### EXTRACTED MATERIAL:
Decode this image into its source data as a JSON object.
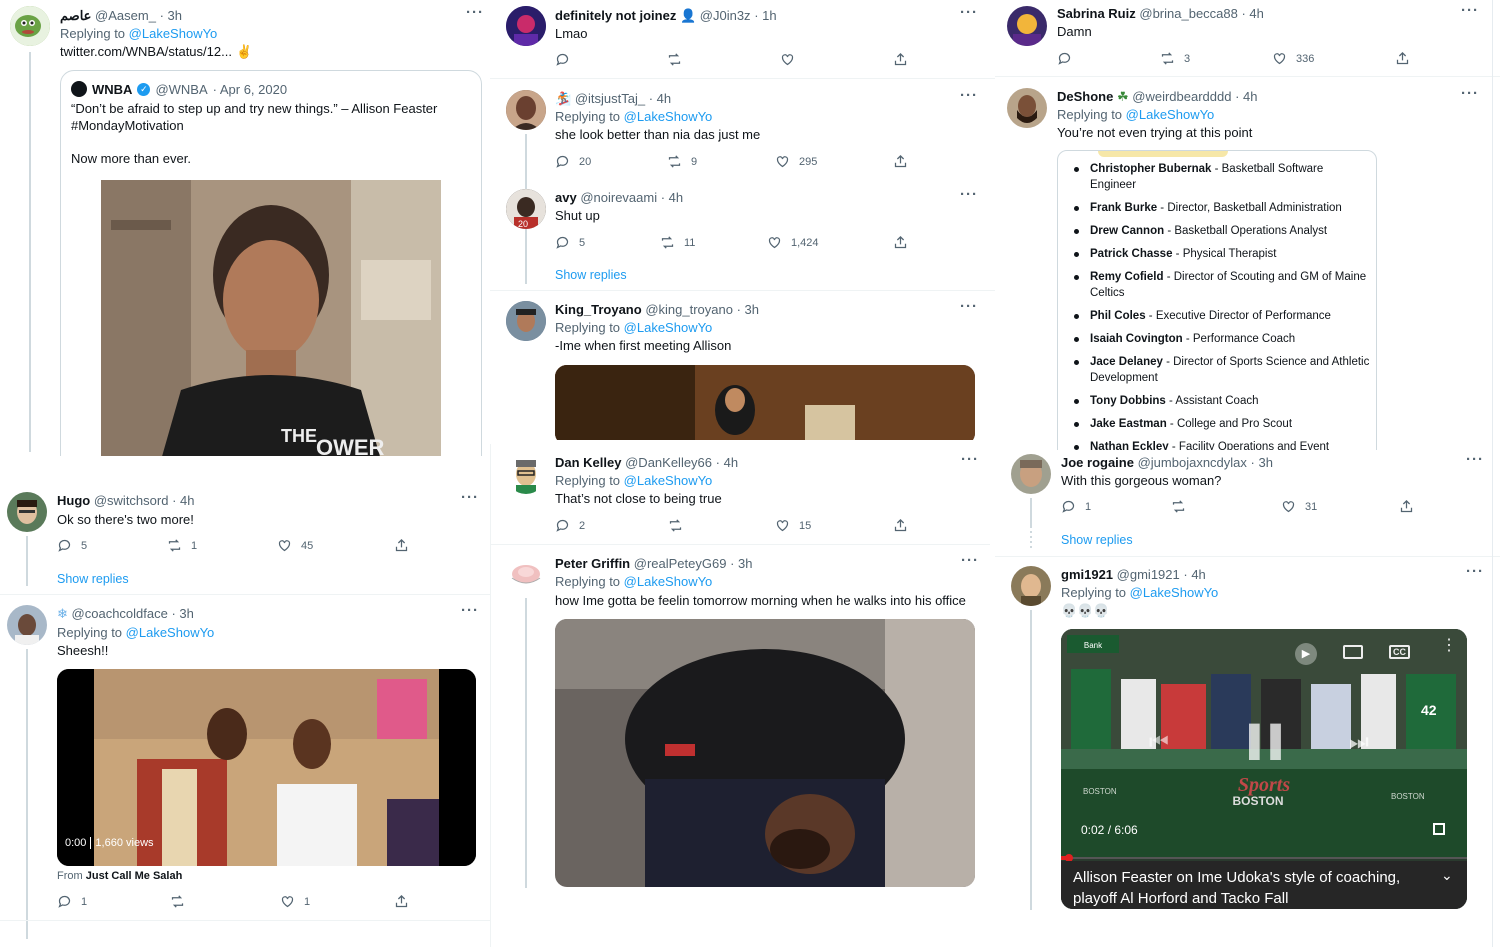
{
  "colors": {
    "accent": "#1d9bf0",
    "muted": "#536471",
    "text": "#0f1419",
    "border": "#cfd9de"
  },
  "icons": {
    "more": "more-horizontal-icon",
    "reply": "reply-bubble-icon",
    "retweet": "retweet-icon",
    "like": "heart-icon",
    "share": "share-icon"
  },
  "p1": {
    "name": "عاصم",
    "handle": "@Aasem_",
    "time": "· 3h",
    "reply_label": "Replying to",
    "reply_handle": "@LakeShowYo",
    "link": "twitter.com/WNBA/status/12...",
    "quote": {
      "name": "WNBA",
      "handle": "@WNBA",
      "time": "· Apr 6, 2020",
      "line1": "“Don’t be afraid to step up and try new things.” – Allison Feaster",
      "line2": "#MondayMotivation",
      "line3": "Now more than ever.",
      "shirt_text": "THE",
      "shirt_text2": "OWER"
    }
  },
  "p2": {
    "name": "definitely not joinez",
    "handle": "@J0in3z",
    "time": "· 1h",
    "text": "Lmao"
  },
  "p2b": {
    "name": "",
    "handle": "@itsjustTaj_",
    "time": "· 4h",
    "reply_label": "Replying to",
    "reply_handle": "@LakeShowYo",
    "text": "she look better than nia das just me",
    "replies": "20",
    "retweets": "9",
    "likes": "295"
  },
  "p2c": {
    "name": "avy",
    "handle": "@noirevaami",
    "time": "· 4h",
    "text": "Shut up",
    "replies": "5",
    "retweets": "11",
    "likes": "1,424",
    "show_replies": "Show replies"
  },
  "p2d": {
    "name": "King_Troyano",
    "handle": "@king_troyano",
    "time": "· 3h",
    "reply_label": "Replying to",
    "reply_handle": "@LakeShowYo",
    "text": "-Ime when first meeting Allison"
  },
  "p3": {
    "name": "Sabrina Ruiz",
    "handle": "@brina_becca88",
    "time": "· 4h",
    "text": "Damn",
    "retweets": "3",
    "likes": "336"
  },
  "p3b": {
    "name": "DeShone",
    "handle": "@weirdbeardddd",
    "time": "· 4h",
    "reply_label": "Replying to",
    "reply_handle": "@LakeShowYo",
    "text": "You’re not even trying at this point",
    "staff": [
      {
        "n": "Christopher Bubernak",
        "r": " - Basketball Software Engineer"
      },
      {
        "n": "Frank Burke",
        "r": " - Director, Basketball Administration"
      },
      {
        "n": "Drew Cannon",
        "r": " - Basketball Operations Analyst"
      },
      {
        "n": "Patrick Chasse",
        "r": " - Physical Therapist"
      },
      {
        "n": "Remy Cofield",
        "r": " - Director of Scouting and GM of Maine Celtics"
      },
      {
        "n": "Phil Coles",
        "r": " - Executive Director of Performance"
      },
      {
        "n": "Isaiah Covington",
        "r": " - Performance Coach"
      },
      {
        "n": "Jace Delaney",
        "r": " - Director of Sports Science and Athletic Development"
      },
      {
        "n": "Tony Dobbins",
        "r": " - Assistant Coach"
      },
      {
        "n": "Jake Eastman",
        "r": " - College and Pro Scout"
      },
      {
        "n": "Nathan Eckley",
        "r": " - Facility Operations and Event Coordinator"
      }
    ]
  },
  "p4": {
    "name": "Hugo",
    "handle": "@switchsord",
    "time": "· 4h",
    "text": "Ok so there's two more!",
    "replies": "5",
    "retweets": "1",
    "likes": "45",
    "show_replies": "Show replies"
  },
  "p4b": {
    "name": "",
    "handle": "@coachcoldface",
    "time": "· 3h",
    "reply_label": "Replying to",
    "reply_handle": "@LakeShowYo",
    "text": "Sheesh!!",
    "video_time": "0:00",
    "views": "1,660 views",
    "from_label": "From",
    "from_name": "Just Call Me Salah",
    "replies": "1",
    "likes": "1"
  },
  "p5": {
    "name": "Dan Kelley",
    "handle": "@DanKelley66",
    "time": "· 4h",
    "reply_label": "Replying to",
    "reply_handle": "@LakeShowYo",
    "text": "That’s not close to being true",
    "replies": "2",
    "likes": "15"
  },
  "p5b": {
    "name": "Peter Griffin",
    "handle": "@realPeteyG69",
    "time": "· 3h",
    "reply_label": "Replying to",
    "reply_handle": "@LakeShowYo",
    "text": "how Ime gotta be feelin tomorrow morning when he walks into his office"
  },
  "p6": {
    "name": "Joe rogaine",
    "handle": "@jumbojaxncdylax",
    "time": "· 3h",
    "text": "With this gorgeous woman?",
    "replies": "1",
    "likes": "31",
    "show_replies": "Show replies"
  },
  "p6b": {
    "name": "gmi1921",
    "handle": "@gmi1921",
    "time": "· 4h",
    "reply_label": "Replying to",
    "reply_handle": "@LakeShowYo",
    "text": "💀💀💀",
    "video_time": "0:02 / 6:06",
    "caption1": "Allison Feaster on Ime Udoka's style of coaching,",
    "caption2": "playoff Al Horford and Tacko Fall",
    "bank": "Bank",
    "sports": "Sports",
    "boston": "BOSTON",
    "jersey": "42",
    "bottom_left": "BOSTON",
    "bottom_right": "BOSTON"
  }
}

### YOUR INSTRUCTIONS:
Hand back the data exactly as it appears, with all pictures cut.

### OUTPUT OF THE EXERCISE:
Decode this image into its source data as a JSON object.
{
  "colors": {
    "accent": "#1d9bf0",
    "muted": "#536471",
    "text": "#0f1419",
    "border": "#cfd9de"
  },
  "icons": {
    "more": "more-horizontal-icon",
    "reply": "reply-bubble-icon",
    "retweet": "retweet-icon",
    "like": "heart-icon",
    "share": "share-icon"
  },
  "p1": {
    "name": "عاصم",
    "handle": "@Aasem_",
    "time": "· 3h",
    "reply_label": "Replying to",
    "reply_handle": "@LakeShowYo",
    "link": "twitter.com/WNBA/status/12...",
    "quote": {
      "name": "WNBA",
      "handle": "@WNBA",
      "time": "· Apr 6, 2020",
      "line1": "“Don’t be afraid to step up and try new things.” – Allison Feaster",
      "line2": "#MondayMotivation",
      "line3": "Now more than ever.",
      "shirt_text": "THE",
      "shirt_text2": "OWER"
    }
  },
  "p2": {
    "name": "definitely not joinez",
    "handle": "@J0in3z",
    "time": "· 1h",
    "text": "Lmao"
  },
  "p2b": {
    "name": "",
    "handle": "@itsjustTaj_",
    "time": "· 4h",
    "reply_label": "Replying to",
    "reply_handle": "@LakeShowYo",
    "text": "she look better than nia das just me",
    "replies": "20",
    "retweets": "9",
    "likes": "295"
  },
  "p2c": {
    "name": "avy",
    "handle": "@noirevaami",
    "time": "· 4h",
    "text": "Shut up",
    "replies": "5",
    "retweets": "11",
    "likes": "1,424",
    "show_replies": "Show replies"
  },
  "p2d": {
    "name": "King_Troyano",
    "handle": "@king_troyano",
    "time": "· 3h",
    "reply_label": "Replying to",
    "reply_handle": "@LakeShowYo",
    "text": "-Ime when first meeting Allison"
  },
  "p3": {
    "name": "Sabrina Ruiz",
    "handle": "@brina_becca88",
    "time": "· 4h",
    "text": "Damn",
    "retweets": "3",
    "likes": "336"
  },
  "p3b": {
    "name": "DeShone",
    "handle": "@weirdbeardddd",
    "time": "· 4h",
    "reply_label": "Replying to",
    "reply_handle": "@LakeShowYo",
    "text": "You’re not even trying at this point",
    "staff": [
      {
        "n": "Christopher Bubernak",
        "r": " - Basketball Software Engineer"
      },
      {
        "n": "Frank Burke",
        "r": " - Director, Basketball Administration"
      },
      {
        "n": "Drew Cannon",
        "r": " - Basketball Operations Analyst"
      },
      {
        "n": "Patrick Chasse",
        "r": " - Physical Therapist"
      },
      {
        "n": "Remy Cofield",
        "r": " - Director of Scouting and GM of Maine Celtics"
      },
      {
        "n": "Phil Coles",
        "r": " - Executive Director of Performance"
      },
      {
        "n": "Isaiah Covington",
        "r": " - Performance Coach"
      },
      {
        "n": "Jace Delaney",
        "r": " - Director of Sports Science and Athletic Development"
      },
      {
        "n": "Tony Dobbins",
        "r": " - Assistant Coach"
      },
      {
        "n": "Jake Eastman",
        "r": " - College and Pro Scout"
      },
      {
        "n": "Nathan Eckley",
        "r": " - Facility Operations and Event Coordinator"
      }
    ]
  },
  "p4": {
    "name": "Hugo",
    "handle": "@switchsord",
    "time": "· 4h",
    "text": "Ok so there's two more!",
    "replies": "5",
    "retweets": "1",
    "likes": "45",
    "show_replies": "Show replies"
  },
  "p4b": {
    "name": "",
    "handle": "@coachcoldface",
    "time": "· 3h",
    "reply_label": "Replying to",
    "reply_handle": "@LakeShowYo",
    "text": "Sheesh!!",
    "video_time": "0:00",
    "views": "1,660 views",
    "from_label": "From",
    "from_name": "Just Call Me Salah",
    "replies": "1",
    "likes": "1"
  },
  "p5": {
    "name": "Dan Kelley",
    "handle": "@DanKelley66",
    "time": "· 4h",
    "reply_label": "Replying to",
    "reply_handle": "@LakeShowYo",
    "text": "That’s not close to being true",
    "replies": "2",
    "likes": "15"
  },
  "p5b": {
    "name": "Peter Griffin",
    "handle": "@realPeteyG69",
    "time": "· 3h",
    "reply_label": "Replying to",
    "reply_handle": "@LakeShowYo",
    "text": "how Ime gotta be feelin tomorrow morning when he walks into his office"
  },
  "p6": {
    "name": "Joe rogaine",
    "handle": "@jumbojaxncdylax",
    "time": "· 3h",
    "text": "With this gorgeous woman?",
    "replies": "1",
    "likes": "31",
    "show_replies": "Show replies"
  },
  "p6b": {
    "name": "gmi1921",
    "handle": "@gmi1921",
    "time": "· 4h",
    "reply_label": "Replying to",
    "reply_handle": "@LakeShowYo",
    "text": "💀💀💀",
    "video_time": "0:02 / 6:06",
    "caption1": "Allison Feaster on Ime Udoka's style of coaching,",
    "caption2": "playoff Al Horford and Tacko Fall",
    "bank": "Bank",
    "sports": "Sports",
    "boston": "BOSTON",
    "jersey": "42",
    "bottom_left": "BOSTON",
    "bottom_right": "BOSTON"
  }
}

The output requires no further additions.